McLane is a forager of forms, whose essays contain elements of poetry and whose poems are infused with scholarship. She writes in form and free verse—and sometimes both and neither all at once, a passing haiku, the echo of a ballad. Her subjects are both cosmic and terrestrial, intimate and public, domestic and civic. “The shapes of McLane’s sentences—real, complete sentences are rare here—often have a sculptural quality, shifting in both form and meaning as we peruse them,” wrote Tess Taylor, reviewing McLane’s first two poetry collections for the Boston Review. Elsewhere Taylor observes, “McLane’s poems express a wish not for wholeness, but for the sufficiency of what little we can hold on to.” Similar strains run through This Blue, a book whose poems ruminate often on the idea of time and finitude, and on a world that remains ancient even as it’s made new, forever broken while also full of fresh possibilities.
Her notebooks, a kind of cauldron where new poems percolate, are collages of book titles (both read and to be read), grocery lists, snatches of overheard conversations, quotes from anything and everything McLane happens to be reading. There are shards of her own poems, partial stanzas, and passing thoughts. Notes and sketches from art exhibits. Doodles. The covers of McLane’s notebooks look like literal collages, with postcards from travel and writing retreats taped to the front. “They’re this really weird hybrid work where they’re somewhere between commonplace books and draft spaces,” she says.

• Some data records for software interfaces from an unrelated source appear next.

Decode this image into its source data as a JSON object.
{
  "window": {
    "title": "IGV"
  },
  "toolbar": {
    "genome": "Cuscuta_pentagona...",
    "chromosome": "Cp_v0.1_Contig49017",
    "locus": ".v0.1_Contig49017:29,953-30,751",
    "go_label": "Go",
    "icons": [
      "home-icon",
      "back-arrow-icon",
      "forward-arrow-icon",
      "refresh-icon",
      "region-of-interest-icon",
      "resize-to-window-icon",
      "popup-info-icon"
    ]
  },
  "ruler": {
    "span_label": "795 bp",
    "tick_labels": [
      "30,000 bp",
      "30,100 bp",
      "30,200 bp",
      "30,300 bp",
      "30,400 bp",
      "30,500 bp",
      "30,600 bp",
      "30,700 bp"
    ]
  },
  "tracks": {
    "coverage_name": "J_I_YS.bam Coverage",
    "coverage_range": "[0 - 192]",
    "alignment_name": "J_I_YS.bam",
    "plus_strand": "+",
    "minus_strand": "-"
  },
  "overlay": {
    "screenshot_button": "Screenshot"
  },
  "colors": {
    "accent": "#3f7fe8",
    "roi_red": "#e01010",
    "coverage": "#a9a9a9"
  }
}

The book that perhaps most fully illustrates McLane’s approach to poetry isn’t actually a book of poems—and yet it also somehow is. In 2012 she published My Poets (Farrar, Straus, and Giroux), a collection of autobiographical essays that combines memoir with criticism and with poetry itself. A finalist for a National Book Critics Circle award, My Poets feels experimental and old-fashioned at once. It traces McLane’s reading life from early adulthood (those close-reading classes with Vendler and Corbett) onward as it coincided with her private life. She goes to college and then to Europe; she marries, and her marriage breaks apart when she falls in love with someone else, a woman. Her life moves on.
These personal stories are not so much told as darted toward in oblique and luminous flashes, and enmeshed within them are meditations on poetry. Marianne Moore sees McLane through her wedding, and Louise Glück sustains her through the divorce. Emily Dickinson, a poet of the Civil War and of terror, who wrote “My Life had stood—a Loaded Gun—,” helps McLane make sense of 9/11 and its aftermath. Amid the glut of mythmaking that engulfed the country after the trauma of the attacks, the stories and images that slid “too easily into a banal repertoire, commodified shock,” McLane finds clarity and comfort in Dickinson’s “ceaseless instinct for negation, distinction, refinement, annihilation.”
Originally published on December 1, 2014.